Action item: Write out the full listing exactly as it appears below.

Materials provided:
---*---

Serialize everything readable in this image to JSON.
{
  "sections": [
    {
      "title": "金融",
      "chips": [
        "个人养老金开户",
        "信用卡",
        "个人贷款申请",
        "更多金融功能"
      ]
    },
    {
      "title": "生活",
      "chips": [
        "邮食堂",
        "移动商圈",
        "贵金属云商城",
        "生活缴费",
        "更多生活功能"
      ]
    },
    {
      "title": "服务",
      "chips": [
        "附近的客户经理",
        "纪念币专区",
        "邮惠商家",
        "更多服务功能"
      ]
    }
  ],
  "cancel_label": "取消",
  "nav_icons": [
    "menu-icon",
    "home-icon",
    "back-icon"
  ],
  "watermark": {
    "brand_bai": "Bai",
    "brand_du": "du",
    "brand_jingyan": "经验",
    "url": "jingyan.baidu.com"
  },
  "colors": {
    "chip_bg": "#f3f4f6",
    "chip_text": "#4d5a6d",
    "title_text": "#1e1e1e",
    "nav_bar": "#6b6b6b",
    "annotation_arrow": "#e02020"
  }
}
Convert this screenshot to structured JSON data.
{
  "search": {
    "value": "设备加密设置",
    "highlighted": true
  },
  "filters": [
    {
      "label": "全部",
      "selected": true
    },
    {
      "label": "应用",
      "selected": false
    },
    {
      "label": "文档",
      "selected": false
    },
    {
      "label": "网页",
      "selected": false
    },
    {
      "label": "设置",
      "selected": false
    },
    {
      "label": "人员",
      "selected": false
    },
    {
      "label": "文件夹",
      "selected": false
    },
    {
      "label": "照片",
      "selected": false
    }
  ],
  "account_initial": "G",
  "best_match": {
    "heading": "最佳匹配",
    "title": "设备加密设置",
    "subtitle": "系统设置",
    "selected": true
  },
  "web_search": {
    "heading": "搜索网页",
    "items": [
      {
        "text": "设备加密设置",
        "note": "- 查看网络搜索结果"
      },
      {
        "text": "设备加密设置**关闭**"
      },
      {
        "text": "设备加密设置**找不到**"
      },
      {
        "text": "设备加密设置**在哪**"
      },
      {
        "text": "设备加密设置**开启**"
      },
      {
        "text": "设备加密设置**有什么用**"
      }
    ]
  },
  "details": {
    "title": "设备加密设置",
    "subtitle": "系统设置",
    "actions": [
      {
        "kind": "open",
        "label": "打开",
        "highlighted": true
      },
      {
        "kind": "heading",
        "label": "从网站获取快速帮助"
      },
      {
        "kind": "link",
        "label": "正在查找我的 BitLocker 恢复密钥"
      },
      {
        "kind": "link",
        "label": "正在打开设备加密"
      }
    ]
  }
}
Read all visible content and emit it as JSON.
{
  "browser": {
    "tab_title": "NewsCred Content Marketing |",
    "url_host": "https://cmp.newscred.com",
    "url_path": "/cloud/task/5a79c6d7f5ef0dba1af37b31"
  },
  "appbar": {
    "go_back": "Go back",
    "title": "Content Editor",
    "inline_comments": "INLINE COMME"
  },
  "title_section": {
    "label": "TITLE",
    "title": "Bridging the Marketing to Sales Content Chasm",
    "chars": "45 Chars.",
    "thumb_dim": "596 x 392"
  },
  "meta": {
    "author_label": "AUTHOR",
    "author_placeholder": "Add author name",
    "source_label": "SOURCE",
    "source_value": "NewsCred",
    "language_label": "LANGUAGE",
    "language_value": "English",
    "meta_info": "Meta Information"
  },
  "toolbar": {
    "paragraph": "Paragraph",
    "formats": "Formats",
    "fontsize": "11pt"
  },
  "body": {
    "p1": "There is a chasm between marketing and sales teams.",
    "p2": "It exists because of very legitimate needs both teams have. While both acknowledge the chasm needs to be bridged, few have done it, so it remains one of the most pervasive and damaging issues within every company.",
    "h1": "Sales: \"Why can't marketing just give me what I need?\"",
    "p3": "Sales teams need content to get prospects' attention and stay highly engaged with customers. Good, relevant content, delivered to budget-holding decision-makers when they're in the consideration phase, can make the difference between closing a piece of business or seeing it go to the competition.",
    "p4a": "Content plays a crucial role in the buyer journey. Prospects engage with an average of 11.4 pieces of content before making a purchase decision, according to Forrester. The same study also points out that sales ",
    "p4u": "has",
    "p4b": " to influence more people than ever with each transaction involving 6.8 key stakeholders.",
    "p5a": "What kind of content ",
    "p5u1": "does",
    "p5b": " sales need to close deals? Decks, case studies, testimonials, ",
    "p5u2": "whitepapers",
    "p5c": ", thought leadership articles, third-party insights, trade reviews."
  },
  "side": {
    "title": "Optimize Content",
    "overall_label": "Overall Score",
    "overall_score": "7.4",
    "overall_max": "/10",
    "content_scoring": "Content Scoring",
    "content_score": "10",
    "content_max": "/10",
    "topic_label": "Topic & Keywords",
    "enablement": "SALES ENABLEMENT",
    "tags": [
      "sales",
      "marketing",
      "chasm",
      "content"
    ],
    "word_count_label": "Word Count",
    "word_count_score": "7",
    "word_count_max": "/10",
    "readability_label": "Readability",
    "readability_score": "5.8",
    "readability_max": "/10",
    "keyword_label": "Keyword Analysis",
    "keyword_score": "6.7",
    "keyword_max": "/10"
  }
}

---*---

Written answer:
Serialize everything readable in this image to JSON.
{
  "sections": [
    {
      "title": "金融",
      "chips": [
        "个人养老金开户",
        "信用卡",
        "个人贷款申请",
        "更多金融功能"
      ]
    },
    {
      "title": "生活",
      "chips": [
        "邮食堂",
        "移动商圈",
        "贵金属云商城",
        "生活缴费",
        "更多生活功能"
      ]
    },
    {
      "title": "服务",
      "chips": [
        "附近的客户经理",
        "纪念币专区",
        "邮惠商家",
        "更多服务功能"
      ]
    }
  ],
  "cancel_label": "取消",
  "nav_icons": [
    "menu-icon",
    "home-icon",
    "back-icon"
  ],
  "watermark": {
    "brand_bai": "Bai",
    "brand_du": "du",
    "brand_jingyan": "经验",
    "url": "jingyan.baidu.com"
  },
  "colors": {
    "chip_bg": "#f3f4f6",
    "chip_text": "#4d5a6d",
    "title_text": "#1e1e1e",
    "nav_bar": "#6b6b6b",
    "annotation_arrow": "#e02020"
  }
}
Convert this screenshot to structured JSON data.
{
  "search": {
    "value": "设备加密设置",
    "highlighted": true
  },
  "filters": [
    {
      "label": "全部",
      "selected": true
    },
    {
      "label": "应用",
      "selected": false
    },
    {
      "label": "文档",
      "selected": false
    },
    {
      "label": "网页",
      "selected": false
    },
    {
      "label": "设置",
      "selected": false
    },
    {
      "label": "人员",
      "selected": false
    },
    {
      "label": "文件夹",
      "selected": false
    },
    {
      "label": "照片",
      "selected": false
    }
  ],
  "account_initial": "G",
  "best_match": {
    "heading": "最佳匹配",
    "title": "设备加密设置",
    "subtitle": "系统设置",
    "selected": true
  },
  "web_search": {
    "heading": "搜索网页",
    "items": [
      {
        "text": "设备加密设置",
        "note": "- 查看网络搜索结果"
      },
      {
        "text": "设备加密设置**关闭**"
      },
      {
        "text": "设备加密设置**找不到**"
      },
      {
        "text": "设备加密设置**在哪**"
      },
      {
        "text": "设备加密设置**开启**"
      },
      {
        "text": "设备加密设置**有什么用**"
      }
    ]
  },
  "details": {
    "title": "设备加密设置",
    "subtitle": "系统设置",
    "actions": [
      {
        "kind": "open",
        "label": "打开",
        "highlighted": true
      },
      {
        "kind": "heading",
        "label": "从网站获取快速帮助"
      },
      {
        "kind": "link",
        "label": "正在查找我的 BitLocker 恢复密钥"
      },
      {
        "kind": "link",
        "label": "正在打开设备加密"
      }
    ]
  }
}
Read all visible content and emit it as JSON.
{
  "browser": {
    "tab_title": "NewsCred Content Marketing |",
    "url_host": "https://cmp.newscred.com",
    "url_path": "/cloud/task/5a79c6d7f5ef0dba1af37b31"
  },
  "appbar": {
    "go_back": "Go back",
    "title": "Content Editor",
    "inline_comments": "INLINE COMME"
  },
  "title_section": {
    "label": "TITLE",
    "title": "Bridging the Marketing to Sales Content Chasm",
    "chars": "45 Chars.",
    "thumb_dim": "596 x 392"
  },
  "meta": {
    "author_label": "AUTHOR",
    "author_placeholder": "Add author name",
    "source_label": "SOURCE",
    "source_value": "NewsCred",
    "language_label": "LANGUAGE",
    "language_value": "English",
    "meta_info": "Meta Information"
  },
  "toolbar": {
    "paragraph": "Paragraph",
    "formats": "Formats",
    "fontsize": "11pt"
  },
  "body": {
    "p1": "There is a chasm between marketing and sales teams.",
    "p2": "It exists because of very legitimate needs both teams have. While both acknowledge the chasm needs to be bridged, few have done it, so it remains one of the most pervasive and damaging issues within every company.",
    "h1": "Sales: \"Why can't marketing just give me what I need?\"",
    "p3": "Sales teams need content to get prospects' attention and stay highly engaged with customers. Good, relevant content, delivered to budget-holding decision-makers when they're in the consideration phase, can make the difference between closing a piece of business or seeing it go to the competition.",
    "p4a": "Content plays a crucial role in the buyer journey. Prospects engage with an average of 11.4 pieces of content before making a purchase decision, according to Forrester. The same study also points out that sales ",
    "p4u": "has",
    "p4b": " to influence more people than ever with each transaction involving 6.8 key stakeholders.",
    "p5a": "What kind of content ",
    "p5u1": "does",
    "p5b": " sales need to close deals? Decks, case studies, testimonials, ",
    "p5u2": "whitepapers",
    "p5c": ", thought leadership articles, third-party insights, trade reviews."
  },
  "side": {
    "title": "Optimize Content",
    "overall_label": "Overall Score",
    "overall_score": "7.4",
    "overall_max": "/10",
    "content_scoring": "Content Scoring",
    "content_score": "10",
    "content_max": "/10",
    "topic_label": "Topic & Keywords",
    "enablement": "SALES ENABLEMENT",
    "tags": [
      "sales",
      "marketing",
      "chasm",
      "content"
    ],
    "word_count_label": "Word Count",
    "word_count_score": "7",
    "word_count_max": "/10",
    "readability_label": "Readability",
    "readability_score": "5.8",
    "readability_max": "/10",
    "keyword_label": "Keyword Analysis",
    "keyword_score": "6.7",
    "keyword_max": "/10"
  }
}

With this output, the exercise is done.